It was noon. The sun was right over my head. I was at the Huser Field for the Women’s Soccer Match. The sun was as hot as the fire itself. Desperate for some shadow and breeze, I decided to go to the nearby Bryan Lake. It was my comfort place thousands of miles away from home.
The tranquility of the lake granted me the escape I required from reality. It never loses its exquisiteness; the reason why it is the ideal solution for any distressing time in my life. I sat on the rough seats admiring the sky as the colorful birds flew over my head. The shockingly blue sky was too flawless to possibly be real. The whooshing breeze raced through my hair influencing the trees to move forward and backward, influencing me to feel that I was not the only one on the lakeshore. The earthy scent of the lake reminded me of my youth.
The lake was as silver as the flames of diamond, and the surrounding environment was very quiet. But the lake was very different from this on the 23rd August, 2018. A couple of days ago, more than 200 first year undergraduates began their scholarly journey at Lyon College. To make them feel at home, Lyon facilitated Weeks of Welcome (WOW), a week-long program. New students competed for a raft-race according to the tradition.
I have completed a variety of group works in the past. However, this one was unquestionably the most intriguing among every one of them. From the beginning, I was thrilled to hear that the Year One class would make its yearly cardboard raft. We were gathered into groups of a few people, and our challenge was to make a cardboard raft only with cardboards, duck-tapes, and paint. Additionally, the raft must have the capacity to fit two individuals and to carry them securely across the Bryan Lake. This made the task exceptionally difficult as building a water vessel out of cardboard is no simple mission.
Fortunately, I had some great members, and we arranged everything exceptionally well. This helped us to complete the task on time. We made it as well as it could be expected to be. After designing the outline, the rest was simple.
I learned how to make a group project work. I had been in groups where I had to deal with finishing the whole project myself, or with only one other individual. It was vital that everybody in the group does their part, and everybody did in this project.
“Ding Dong! Ding-Dong”
Hearing the bell of the Lyon building, I came back to reality. It’s time to leave. I looked back at the lake one more time.
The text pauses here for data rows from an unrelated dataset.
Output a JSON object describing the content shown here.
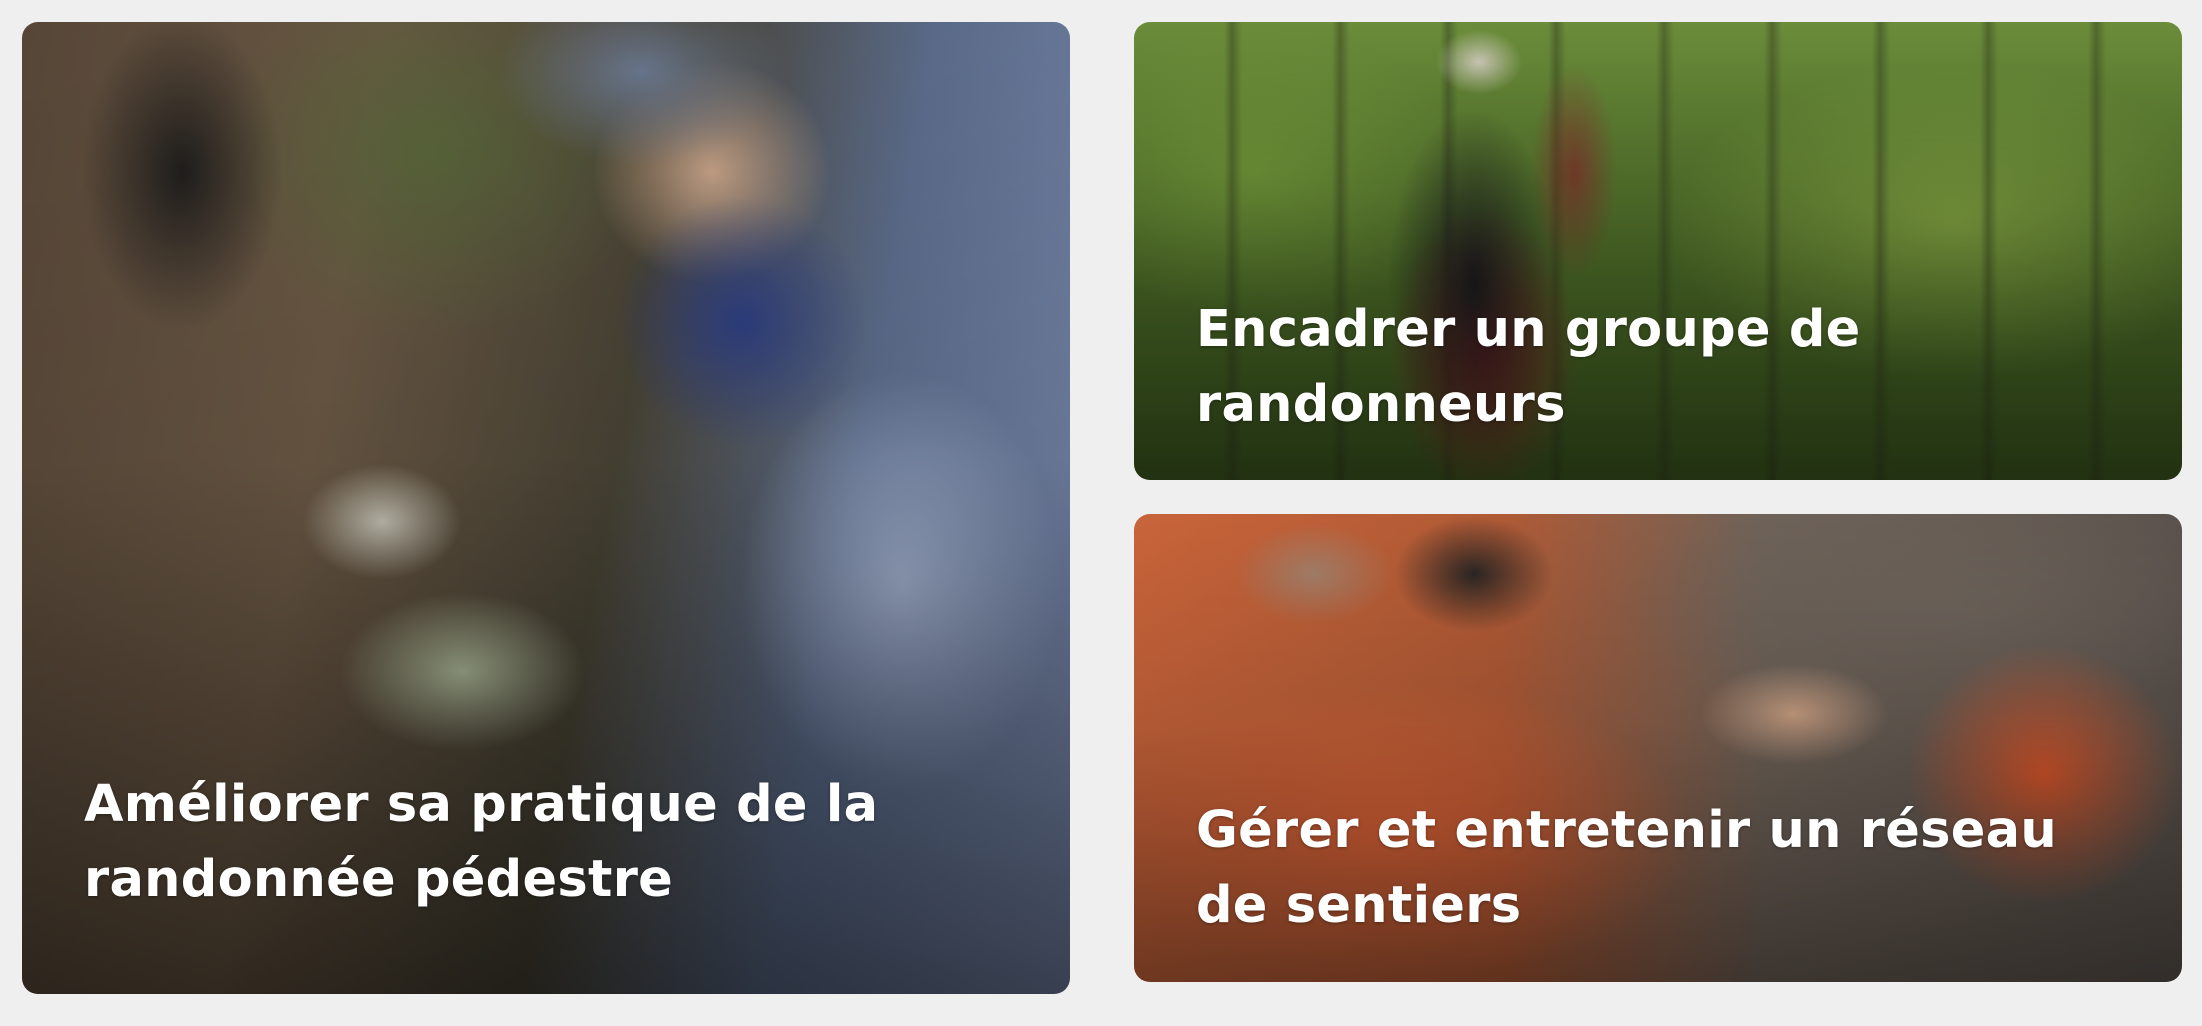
{
  "cards": [
    {
      "title": "Améliorer sa pratique de la randonnée pédestre"
    },
    {
      "title": "Encadrer un groupe de randonneurs"
    },
    {
      "title": "Gérer et entretenir un réseau de sentiers"
    }
  ]
}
Truth be told, nature happens to be the best cure of all. It feels like the wonderful white birds, dazzling blue and white sky, the bouncing leaves, and the white will never stop to amaze me.